Excerpts from a dataset:
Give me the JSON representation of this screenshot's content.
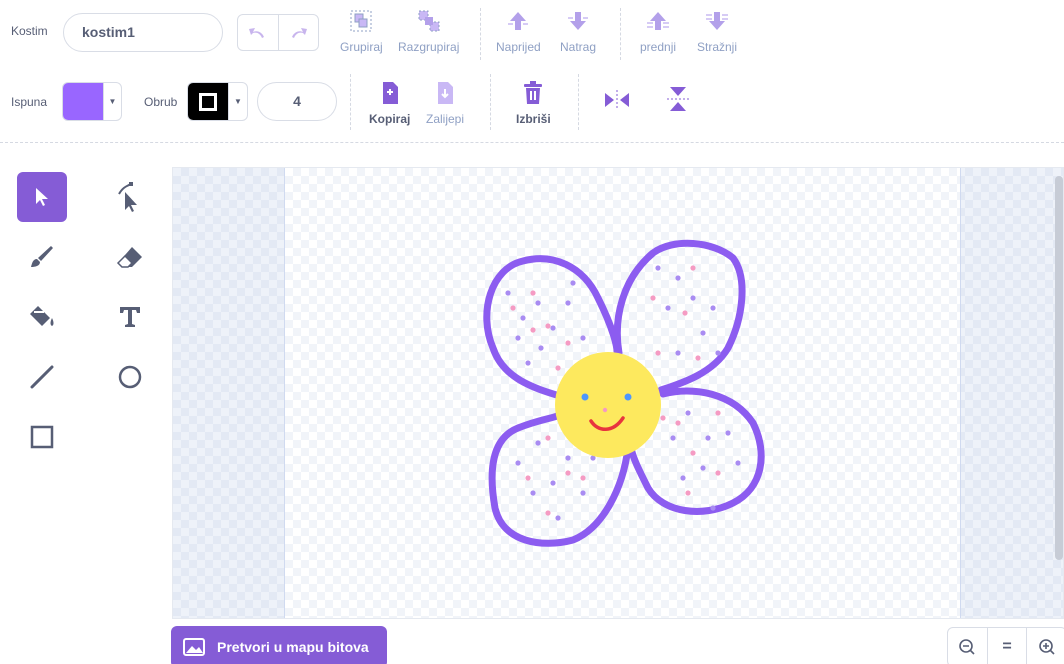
{
  "costume": {
    "label": "Kostim",
    "name_value": "kostim1"
  },
  "toolbar": {
    "group": "Grupiraj",
    "ungroup": "Razgrupiraj",
    "forward": "Naprijed",
    "backward": "Natrag",
    "front": "prednji",
    "back": "Stražnji",
    "copy": "Kopiraj",
    "paste": "Zalijepi",
    "delete": "Izbriši"
  },
  "fill": {
    "label": "Ispuna",
    "color": "#9966ff"
  },
  "outline": {
    "label": "Obrub",
    "color": "#000000",
    "width": "4"
  },
  "tools": [
    "select",
    "reshape",
    "brush",
    "eraser",
    "fill",
    "text",
    "line",
    "circle",
    "rectangle"
  ],
  "selected_tool": "select",
  "bitmap_button": {
    "label": "Pretvori u mapu bitova"
  },
  "zoom": {
    "out": "−",
    "reset": "=",
    "in": "+"
  },
  "colors": {
    "accent": "#855cd6",
    "petal_outline": "#8c5cf0",
    "flower_center": "#fde95e",
    "dot_purple": "#a98cf2",
    "dot_pink": "#f59bc3",
    "smile": "#e8343e",
    "eye": "#4d97ff"
  }
}
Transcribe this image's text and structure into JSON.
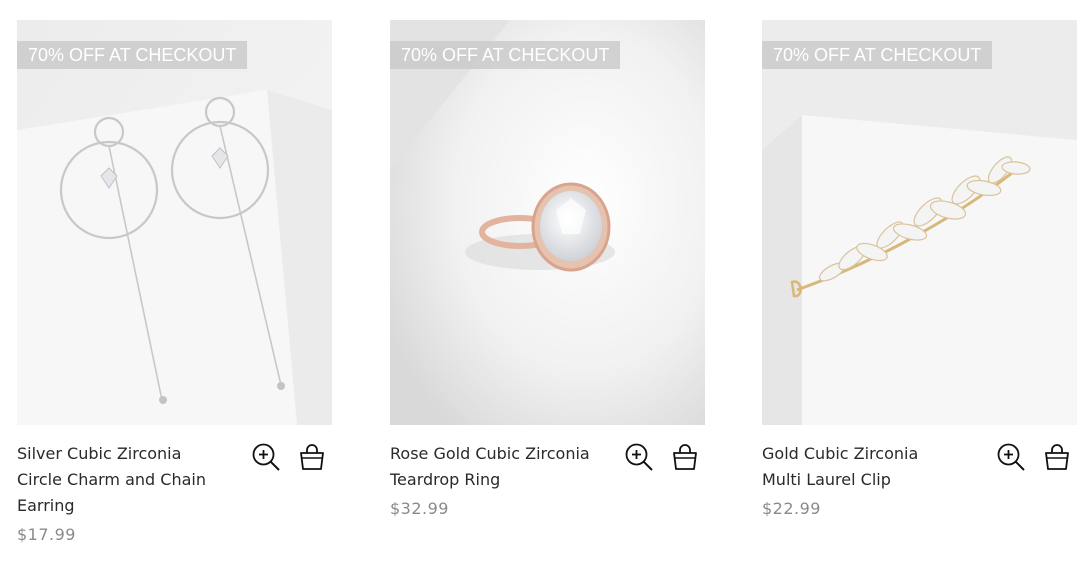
{
  "products": [
    {
      "badge": "70% OFF AT CHECKOUT",
      "name": "Silver Cubic Zirconia Circle Charm and Chain Earring",
      "price": "$17.99",
      "image_icon": "earring-photo"
    },
    {
      "badge": "70% OFF AT CHECKOUT",
      "name": "Rose Gold Cubic Zirconia Teardrop Ring",
      "price": "$32.99",
      "image_icon": "ring-photo"
    },
    {
      "badge": "70% OFF AT CHECKOUT",
      "name": "Gold Cubic Zirconia Multi Laurel Clip",
      "price": "$22.99",
      "image_icon": "hair-clip-photo"
    }
  ],
  "icons": {
    "quick_view": "zoom-in-icon",
    "add_to_bag": "shopping-bag-icon"
  },
  "colors": {
    "badge_bg": "#c8c8c8",
    "badge_text": "#ffffff",
    "price": "#8a8a8a",
    "name": "#2a2a2a"
  }
}
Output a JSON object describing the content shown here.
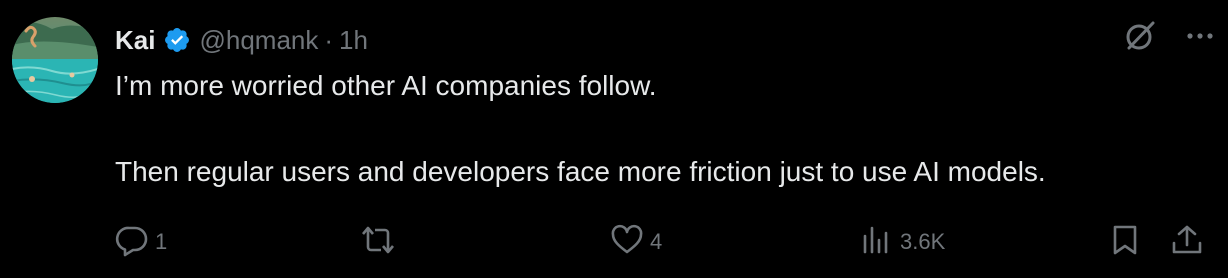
{
  "author": {
    "display_name": "Kai",
    "handle": "@hqmank",
    "separator": "·",
    "time": "1h",
    "verified_color": "#1d9bf0"
  },
  "tweet": {
    "lines": [
      "I’m more worried other AI companies follow.",
      "Then regular users and developers face more friction just to use AI models."
    ]
  },
  "actions": {
    "reply_count": "1",
    "repost_count": "",
    "like_count": "4",
    "views_count": "3.6K"
  },
  "icons": {
    "top_right": [
      "grok-icon",
      "more-icon"
    ],
    "action_bar": [
      "reply-icon",
      "repost-icon",
      "like-icon",
      "views-icon",
      "bookmark-icon",
      "share-icon"
    ]
  },
  "colors": {
    "background": "#000000",
    "primary_text": "#e7e9ea",
    "secondary_text": "#71767b",
    "verified": "#1d9bf0"
  }
}
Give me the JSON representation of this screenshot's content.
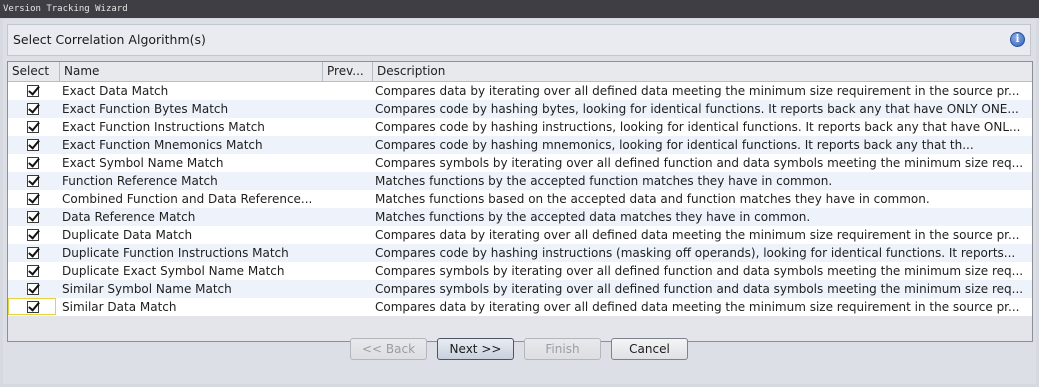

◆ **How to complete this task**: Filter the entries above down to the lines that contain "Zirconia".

◆ **Exercise answer**:
      "name": "Silver Cubic Zirconia Circle Charm and Chain Earring",
      "name": "Rose Gold Cubic Zirconia Teardrop Ring",
      "name": "Gold Cubic Zirconia Multi Laurel Clip",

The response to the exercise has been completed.